Averaging down with leveraged ETFs?

Discussion in 'ETFs' started by crgarcia, Sep 11, 2009.

  1. What you think of this strategy?

    Market goes down 10% (or 15%): 1x ETF (SPY, DIA)
    Market goes down 20% (or 30%): 2x ETF (SSO, DDM)
    Market goes down 30% (or 45%): 3x ETF (BGU)

    Since market needs to go down 50% or 33.33% in one day (it can't because of futures daily trading limits) you are blowup protected.

    Yet, you can still wath your account fluctuate down (temporarily) a lot.
  2. You have the "mechanics" of levered ETF's wrong. Do some more research. They're not designed to work that way at all & your plan would fall apart.
  3. yes these ETF's are crap for multi day hold unless the market trends very strongly, look at their charts vs underlying, averaging down would kill you. They are designed for daytraders and to hedge a decline over a couple of days.
  4. lindq


    From the march lows until now, the SPY has gained about 50%, from roughly 69 to 104.

    SSO in the same timeframe has moved from 14 to 33.

    You do the math.

    If you are betting on the long side in the overall market with an ETF, SSO is a decent instrument, especially when you consider that you need to tie up less capital to take the ride.

    IMO, what the market needs - and I'm surprised it hasn't been developed - is a mini/mini futures contract. About half the leverage of an E-mini, to permit greater flexbility in trading.
  5. Fractional Futures is a great idea!

    CME has rolled out e-micro's on 6 currency futures. $1 RT trading cost 1/10 the big contract.

    Problem is it doesn't trade the volume and price does not always track the big contract.

  6. But what of the fact it was at 100+ a couple of years ago?
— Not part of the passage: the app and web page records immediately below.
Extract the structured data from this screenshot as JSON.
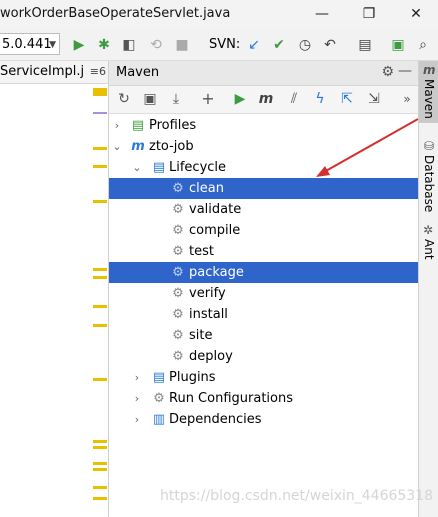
{
  "titlebar": {
    "title": "workOrderBaseOperateServlet.java"
  },
  "toolbar": {
    "version": "5.0.441",
    "svn_label": "SVN:"
  },
  "editor": {
    "tab_label": "ServiceImpl.j",
    "tab_more": "≡6"
  },
  "maven": {
    "title": "Maven",
    "tree": {
      "profiles": "Profiles",
      "project": "zto-job",
      "lifecycle": "Lifecycle",
      "phases": [
        "clean",
        "validate",
        "compile",
        "test",
        "package",
        "verify",
        "install",
        "site",
        "deploy"
      ],
      "plugins": "Plugins",
      "run_configs": "Run Configurations",
      "dependencies": "Dependencies"
    }
  },
  "side_tabs": {
    "maven": "Maven",
    "database": "Database",
    "ant": "Ant"
  },
  "watermark": "https://blog.csdn.net/weixin_44665318",
  "colors": {
    "selection": "#2f65ca",
    "accent_green": "#3e9c3e",
    "arrow": "#d32f2f"
  }
}
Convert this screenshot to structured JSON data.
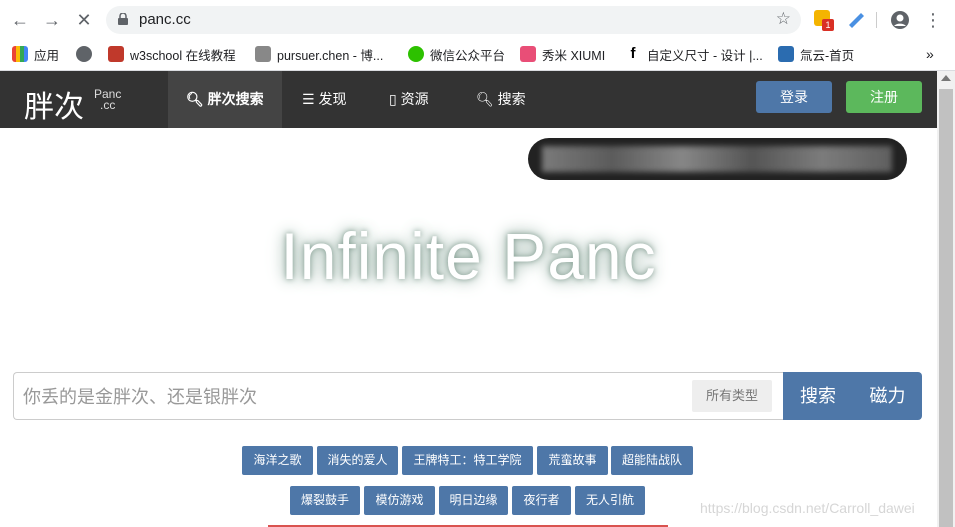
{
  "browser": {
    "url": "panc.cc",
    "badge_count": "1",
    "bookmarks": [
      {
        "label": "应用",
        "color": "#ea4335"
      },
      {
        "label": "",
        "color": "#5f6368"
      },
      {
        "label": "w3school 在线教程",
        "color": "#c0392b"
      },
      {
        "label": "pursuer.chen - 博...",
        "color": "#555555"
      },
      {
        "label": "微信公众平台",
        "color": "#2dc100"
      },
      {
        "label": "秀米 XIUMI",
        "color": "#e94e77"
      },
      {
        "label": "自定义尺寸 - 设计 |...",
        "color": "#000000"
      },
      {
        "label": "氚云-首页",
        "color": "#2b6cb0"
      }
    ],
    "more": "»"
  },
  "site": {
    "logo": "胖次",
    "logo_sub_1": "Panc",
    "logo_sub_2": ".cc",
    "nav": [
      {
        "label": "胖次搜索",
        "icon": "search-icon"
      },
      {
        "label": "发现",
        "icon": "list-icon"
      },
      {
        "label": "资源",
        "icon": "book-icon"
      },
      {
        "label": "搜索",
        "icon": "search-icon"
      }
    ],
    "login": "登录",
    "register": "注册"
  },
  "hero": {
    "title": "Infinite Panc"
  },
  "search": {
    "placeholder": "你丢的是金胖次、还是银胖次",
    "type": "所有类型",
    "search_button": "搜索",
    "magnet_button": "磁力"
  },
  "tags_row1": [
    "海洋之歌",
    "消失的爱人",
    "王牌特工：特工学院",
    "荒蛮故事",
    "超能陆战队"
  ],
  "tags_row2": [
    "爆裂鼓手",
    "模仿游戏",
    "明日边缘",
    "夜行者",
    "无人引航"
  ],
  "watermark": "https://blog.csdn.net/Carroll_dawei",
  "colors": {
    "primary": "#4e77a8",
    "success": "#5cb85c",
    "header": "#333333"
  }
}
If he were averaging down, the "recovery" is very, very slow. These leveraged etf's are very trick to calculate for swing/long term.

  7. Hell yes, my friend. I saw an ad for a "mini ES" that was 1/10 of an ES. So basically US$1.25 per tick. Unfortunately, it was only available at an Australian brokerage and they won't accept US customers. I did an online chat with them and the first thing the guy said was "we don't accept US customers" (he noticed my IP address).

    Oh well. I would be ALL OVER a mini ES.

    Oh, and yeah, the huge spreads and non-existent volume on the e-micro currencies make them untradeable. Maybe over time they will get better.
  8. Hester


    Any long term strategy with 3X or even 2X leveraged etfs on the long side is a recipe for disastor. You just cannot over look the price decay. Do some research.

    If you want to hold this for a couple of months, you could get away with it I suppose. But, if you are a long term investor, and I think you are, then you will slowly underperform what the etf is theoretically supposed to. Especially in a volatile market. By long term investor I mean 12-36 months or possibly more.
  9. joe4422


    Kind of off the subject, has anyone ever shorted FAS and FAZ at the same time and just held them for a few months?

    Seems like the scam of the century.
  10. Hester


    Yes. This is a topic that I don't often find, but is logical. Look at long term charts of a 3X leveraged bear and bull etf and you'll find that this strategy would have made some serious money. Usually either the bear or bull gets hammered and the other one kind of just stays flat.

    However, There is one big problem with this strategy. If there is a huge move in the market, one of these etfs could easily double or triple in no time at all. Say another credit crisis or some black swan comes about, and the market unexpectadly crashes. The 3X bear position would destroy this trade and you would most likely have to cut your losses befor you get a margin call. That makes this trade dangerous

    To avoid the risk of a margin call after one of these doubles or triples, you could buy leap puts so all you could lose is the premium paid. However, the amount that you lose to time decay would probably outpace the price decay experienced by the etfs.

    So the only option I see is to buy bear put and call spreads using leaps. This way you can get as theta neutral as possible, and don't risk a margin call from a black swan event. However, this means you will have to guess how much these things will decay in two or three years (life of the leaps). You need to at least buy spreads where the payoff is you double your money or more. This way if one etf does not decrease because of some reason, the gains from the other will offset. To do this you will have to position this spread to where the breakeven and maximum profit is well below where the etf is currently at.

    So as you can see, there is no free lunch here.
    #10     Oct 10, 2009